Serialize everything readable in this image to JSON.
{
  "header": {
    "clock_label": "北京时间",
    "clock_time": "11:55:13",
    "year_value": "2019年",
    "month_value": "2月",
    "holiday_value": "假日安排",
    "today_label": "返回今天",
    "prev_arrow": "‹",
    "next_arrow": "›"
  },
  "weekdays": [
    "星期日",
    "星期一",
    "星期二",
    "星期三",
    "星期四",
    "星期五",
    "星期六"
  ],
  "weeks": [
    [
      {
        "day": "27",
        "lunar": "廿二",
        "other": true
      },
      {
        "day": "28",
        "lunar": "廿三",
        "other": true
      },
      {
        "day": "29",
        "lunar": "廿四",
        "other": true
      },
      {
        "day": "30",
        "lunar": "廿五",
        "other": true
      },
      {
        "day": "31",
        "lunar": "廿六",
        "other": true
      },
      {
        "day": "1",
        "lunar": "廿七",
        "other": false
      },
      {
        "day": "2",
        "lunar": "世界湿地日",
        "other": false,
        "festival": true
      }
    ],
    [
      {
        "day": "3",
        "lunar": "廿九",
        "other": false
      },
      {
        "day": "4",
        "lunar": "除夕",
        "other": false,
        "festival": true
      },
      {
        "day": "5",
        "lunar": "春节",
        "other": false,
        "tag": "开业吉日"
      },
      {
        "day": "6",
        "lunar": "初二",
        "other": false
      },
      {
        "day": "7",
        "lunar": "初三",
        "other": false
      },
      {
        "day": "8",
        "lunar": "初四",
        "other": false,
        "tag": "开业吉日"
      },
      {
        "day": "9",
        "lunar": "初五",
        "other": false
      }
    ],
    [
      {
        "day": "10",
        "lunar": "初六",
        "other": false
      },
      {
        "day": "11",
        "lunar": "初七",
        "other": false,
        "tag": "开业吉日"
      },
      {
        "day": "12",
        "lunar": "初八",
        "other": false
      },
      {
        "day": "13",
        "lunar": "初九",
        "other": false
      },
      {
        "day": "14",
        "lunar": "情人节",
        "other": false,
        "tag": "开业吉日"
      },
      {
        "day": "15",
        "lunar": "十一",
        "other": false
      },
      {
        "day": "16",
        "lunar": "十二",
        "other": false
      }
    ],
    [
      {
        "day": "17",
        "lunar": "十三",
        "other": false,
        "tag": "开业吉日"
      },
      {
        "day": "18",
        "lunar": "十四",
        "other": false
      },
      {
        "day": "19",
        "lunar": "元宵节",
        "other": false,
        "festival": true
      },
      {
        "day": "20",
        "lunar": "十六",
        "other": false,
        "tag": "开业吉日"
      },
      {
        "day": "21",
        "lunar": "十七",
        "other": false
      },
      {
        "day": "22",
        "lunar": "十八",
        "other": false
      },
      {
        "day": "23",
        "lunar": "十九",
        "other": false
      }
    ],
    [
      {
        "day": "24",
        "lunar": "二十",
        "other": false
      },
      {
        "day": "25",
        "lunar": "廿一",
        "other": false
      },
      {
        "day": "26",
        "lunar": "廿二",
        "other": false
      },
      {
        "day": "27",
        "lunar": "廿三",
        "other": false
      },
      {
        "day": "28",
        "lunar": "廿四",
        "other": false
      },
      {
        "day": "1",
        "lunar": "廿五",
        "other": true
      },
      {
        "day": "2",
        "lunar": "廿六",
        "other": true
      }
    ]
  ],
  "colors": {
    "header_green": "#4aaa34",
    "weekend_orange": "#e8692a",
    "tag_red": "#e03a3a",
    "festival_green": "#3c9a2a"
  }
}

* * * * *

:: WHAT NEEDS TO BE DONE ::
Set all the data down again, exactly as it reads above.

:: ANSWER TO THIS TASK ::
Serialize everything readable in this image to JSON.
{
  "header": {
    "clock_label": "北京时间",
    "clock_time": "11:55:13",
    "year_value": "2019年",
    "month_value": "2月",
    "holiday_value": "假日安排",
    "today_label": "返回今天",
    "prev_arrow": "‹",
    "next_arrow": "›"
  },
  "weekdays": [
    "星期日",
    "星期一",
    "星期二",
    "星期三",
    "星期四",
    "星期五",
    "星期六"
  ],
  "weeks": [
    [
      {
        "day": "27",
        "lunar": "廿二",
        "other": true
      },
      {
        "day": "28",
        "lunar": "廿三",
        "other": true
      },
      {
        "day": "29",
        "lunar": "廿四",
        "other": true
      },
      {
        "day": "30",
        "lunar": "廿五",
        "other": true
      },
      {
        "day": "31",
        "lunar": "廿六",
        "other": true
      },
      {
        "day": "1",
        "lunar": "廿七",
        "other": false
      },
      {
        "day": "2",
        "lunar": "世界湿地日",
        "other": false,
        "festival": true
      }
    ],
    [
      {
        "day": "3",
        "lunar": "廿九",
        "other": false
      },
      {
        "day": "4",
        "lunar": "除夕",
        "other": false,
        "festival": true
      },
      {
        "day": "5",
        "lunar": "春节",
        "other": false,
        "tag": "开业吉日"
      },
      {
        "day": "6",
        "lunar": "初二",
        "other": false
      },
      {
        "day": "7",
        "lunar": "初三",
        "other": false
      },
      {
        "day": "8",
        "lunar": "初四",
        "other": false,
        "tag": "开业吉日"
      },
      {
        "day": "9",
        "lunar": "初五",
        "other": false
      }
    ],
    [
      {
        "day": "10",
        "lunar": "初六",
        "other": false
      },
      {
        "day": "11",
        "lunar": "初七",
        "other": false,
        "tag": "开业吉日"
      },
      {
        "day": "12",
        "lunar": "初八",
        "other": false
      },
      {
        "day": "13",
        "lunar": "初九",
        "other": false
      },
      {
        "day": "14",
        "lunar": "情人节",
        "other": false,
        "tag": "开业吉日"
      },
      {
        "day": "15",
        "lunar": "十一",
        "other": false
      },
      {
        "day": "16",
        "lunar": "十二",
        "other": false
      }
    ],
    [
      {
        "day": "17",
        "lunar": "十三",
        "other": false,
        "tag": "开业吉日"
      },
      {
        "day": "18",
        "lunar": "十四",
        "other": false
      },
      {
        "day": "19",
        "lunar": "元宵节",
        "other": false,
        "festival": true
      },
      {
        "day": "20",
        "lunar": "十六",
        "other": false,
        "tag": "开业吉日"
      },
      {
        "day": "21",
        "lunar": "十七",
        "other": false
      },
      {
        "day": "22",
        "lunar": "十八",
        "other": false
      },
      {
        "day": "23",
        "lunar": "十九",
        "other": false
      }
    ],
    [
      {
        "day": "24",
        "lunar": "二十",
        "other": false
      },
      {
        "day": "25",
        "lunar": "廿一",
        "other": false
      },
      {
        "day": "26",
        "lunar": "廿二",
        "other": false
      },
      {
        "day": "27",
        "lunar": "廿三",
        "other": false
      },
      {
        "day": "28",
        "lunar": "廿四",
        "other": false
      },
      {
        "day": "1",
        "lunar": "廿五",
        "other": true
      },
      {
        "day": "2",
        "lunar": "廿六",
        "other": true
      }
    ]
  ],
  "colors": {
    "header_green": "#4aaa34",
    "weekend_orange": "#e8692a",
    "tag_red": "#e03a3a",
    "festival_green": "#3c9a2a"
  }
}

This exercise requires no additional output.